Last year, I moved into my first flat that had a garden. After getting a gardener to tame the bush that the garden was, I wasn’t really sure how to proceed next. I definitely did not have the budget to get a landscaper. So all I did last year was to plant a strawberry and a french lavender plant. This summer I was determined to improve my gardening skills. So here are 5 things I learnt about gardening from this year’s planting season:
1 – Cheap flower pots can add beauty to any garden
Whilst I love my flat, I’m not sure I want to live here forever. Whenever I am able to, I would love to move to a house with a garden and not remain in a flat. So with this knowledge in mind, I felt that it would not be worth the effort planting plants into the soil in my garden that I could not take away with me whenever I leave. Plus as I live in a rented flat, there’s nothing stopping the landlord in requesting possession of the flat back for any reason. If that ever happened, all my gardening efforts would be wasted.

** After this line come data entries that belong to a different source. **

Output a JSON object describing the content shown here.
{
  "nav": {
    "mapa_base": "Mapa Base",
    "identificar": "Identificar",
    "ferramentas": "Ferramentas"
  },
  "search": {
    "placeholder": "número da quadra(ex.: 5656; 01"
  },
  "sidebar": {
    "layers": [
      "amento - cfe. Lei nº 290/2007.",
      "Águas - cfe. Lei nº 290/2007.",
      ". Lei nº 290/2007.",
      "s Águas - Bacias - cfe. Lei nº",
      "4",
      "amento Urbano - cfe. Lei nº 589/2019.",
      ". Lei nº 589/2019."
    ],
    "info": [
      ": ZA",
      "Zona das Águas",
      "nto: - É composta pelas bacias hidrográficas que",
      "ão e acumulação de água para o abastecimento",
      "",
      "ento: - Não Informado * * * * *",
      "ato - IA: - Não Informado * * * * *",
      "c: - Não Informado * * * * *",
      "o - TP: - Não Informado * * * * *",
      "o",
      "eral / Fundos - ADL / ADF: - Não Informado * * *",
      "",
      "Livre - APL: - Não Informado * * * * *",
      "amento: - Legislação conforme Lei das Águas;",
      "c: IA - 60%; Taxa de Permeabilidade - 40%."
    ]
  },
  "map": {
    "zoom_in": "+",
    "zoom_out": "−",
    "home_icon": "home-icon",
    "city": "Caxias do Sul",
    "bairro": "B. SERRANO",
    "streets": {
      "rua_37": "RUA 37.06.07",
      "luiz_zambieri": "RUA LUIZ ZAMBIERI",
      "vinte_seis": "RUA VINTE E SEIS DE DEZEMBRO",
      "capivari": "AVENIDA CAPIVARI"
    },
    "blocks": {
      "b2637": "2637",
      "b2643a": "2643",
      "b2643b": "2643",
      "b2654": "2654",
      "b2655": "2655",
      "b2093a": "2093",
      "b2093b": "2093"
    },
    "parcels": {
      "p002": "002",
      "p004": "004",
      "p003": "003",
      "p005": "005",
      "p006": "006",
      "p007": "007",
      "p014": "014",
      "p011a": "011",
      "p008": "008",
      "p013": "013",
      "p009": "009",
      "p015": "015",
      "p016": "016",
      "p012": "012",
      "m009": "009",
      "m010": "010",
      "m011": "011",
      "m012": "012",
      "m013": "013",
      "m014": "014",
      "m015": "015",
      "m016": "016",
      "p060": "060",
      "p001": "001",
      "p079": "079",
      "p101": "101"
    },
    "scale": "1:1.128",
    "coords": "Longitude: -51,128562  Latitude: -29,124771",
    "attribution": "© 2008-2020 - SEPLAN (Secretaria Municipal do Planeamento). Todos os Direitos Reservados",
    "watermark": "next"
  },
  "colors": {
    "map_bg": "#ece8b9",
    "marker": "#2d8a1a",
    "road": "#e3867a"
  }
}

I went on Amazon to look for flower pots and OMG were they expensive. I added a few to my shopping basket with a view to purchasing a couple later. Luckily for me, later on that day, whilst walking past the Pound Shop on my local high street, I saw they had some flower pot. I went in and was amazed at the quality of the pots that I did not hesitate to buy a couple. I transplanted my strawberry and french lavender plants and the gooseberry and raspberry twigs I got from the Pound Shop.
2 – You need to puncture a couple of holes in the bottom of your flower pot

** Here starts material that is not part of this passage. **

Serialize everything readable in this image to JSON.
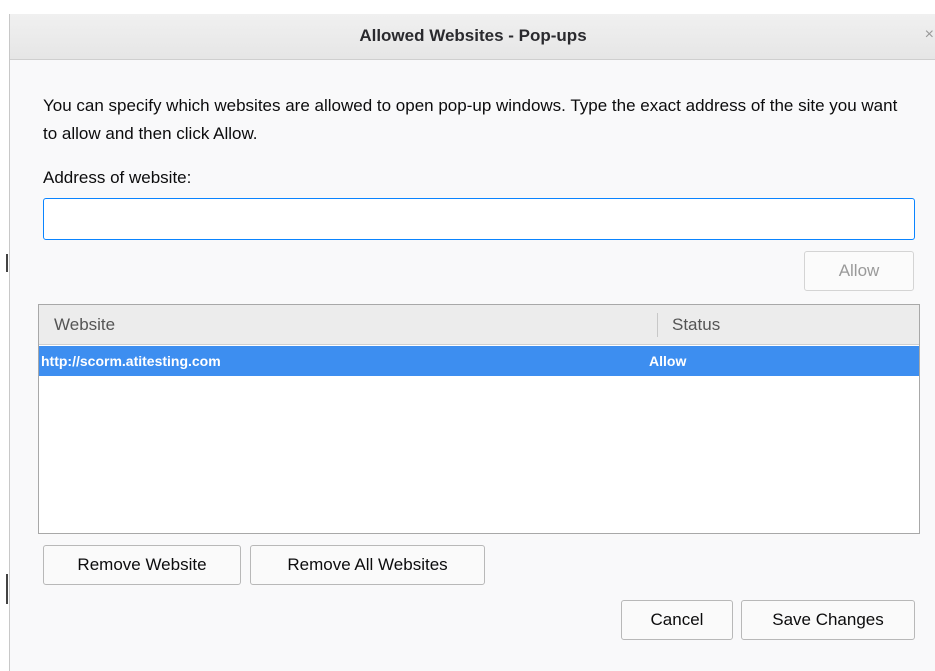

Before purchasing my flower pots in the Pound Shop, I read reviews on Amazon on different flower pots. Some of the reviewers talked about having or not having holes at the bottom of the flower pots. One reviewer said that not having holes meant water at the bottom of the pot could serve as a reservoir. That made logical sense to me, so I didn’t even check how easy it was or not to puncture holes in my new flower pot.
As I live in the UK, you know that we can’t go very long without it raining. The morning after it rained the night before, my flower pots were filled to the brim with water. Just one look at it and I understood why it was important to have holes at the bottom of your flower pot. Without wasting much time, I went to get my screwdriver and hammer to do just that. Then I noticed that the flower pot already had spots marked just for that, so it was pretty easy puncturing the hole. The next time it rained, my flower pot no longer retained as much water as it did when there were no holes.
3 – A heat wave is a true test of your gardening skills
To be honest, as I hadn’t done any gardening in like forever, I totally forgot how much work and dedication gardening requires. Plus, as my two plants were planted into the soil directly last year, I didn’t need to pay my garden much attention. I just needed to remember to water them every couple of days.
Summer 2018 was great, we even had a good few weeks of real heat and no rain woot-woot.
After a couple of days of not paying attention to my garden, I looked out my bedroom window and realised that my new and old strawberry plants were dead and my french lavender plant was dead. Even my funky looking aloe plant that’s not an aloe vera plant died. That’s when I decided I wasn’t going to be a garden killer. From that moment, I decided that I was going to water my garden at least once a day every day.
4 – Dedication is its own rewards
After a couple of days of watering my plants every day, things started reviving. My aloe plant (that’s not aloe vera) had colour returning to it. My strawberry plant from last year came back to life but the new one didn’t. My citrus plant started growing new leaves. I was even pleasantly surprised that my yam had sprouted leaves too. Sadly, my french lavender didn’t make it. I was motivated to buy more plants including a real aloe vera plant.
5 – Some plants are more equal than others
I did notice even though I hadn’t paid much attention to my garden at the start of the heat wave, my pepper plant continued to thrive. It made me realise that truly, some plants are more sturdy than others. Where my strawberry died within 2 days of not being watered, the pepper plant looked like it was getting more than its fair share of water.
6 – A source of relaxation
As my garden started thriving, I found myself going into my garden even more. Whenever I need a moment to clear my head, my legs, unbidden, make their way into the garden. There’s something so relaxing about being in the quiet of garden watching the bees and butterflies go about their business
7 – It gives your child a sense of responsibility
As any parent would do, I told my 3yo that it is her responsibility to water the garden every day. Obviously, she doesn’t remember to do so every day but when I remind her, she gets so excited about having a job. I think as she gets older, she would get even more dedicated to it, especially as she loves our strawberry plant.
Note to self: Purchase more strawberry plants next year!
I know I said this post is about 5 things you need to know about gardening but seriously, who’s counting?!
In the meantime, here’s my garden menace
There’s this squirrel that’s an absolute menace and loves hampering my gardening. The silly squirrel even has its’ own posse and is the gang leader of garden vermin, sigghhhh.
Anyhoos, if you have any other tips for gardening that I can learn from, please leave a comment below 😀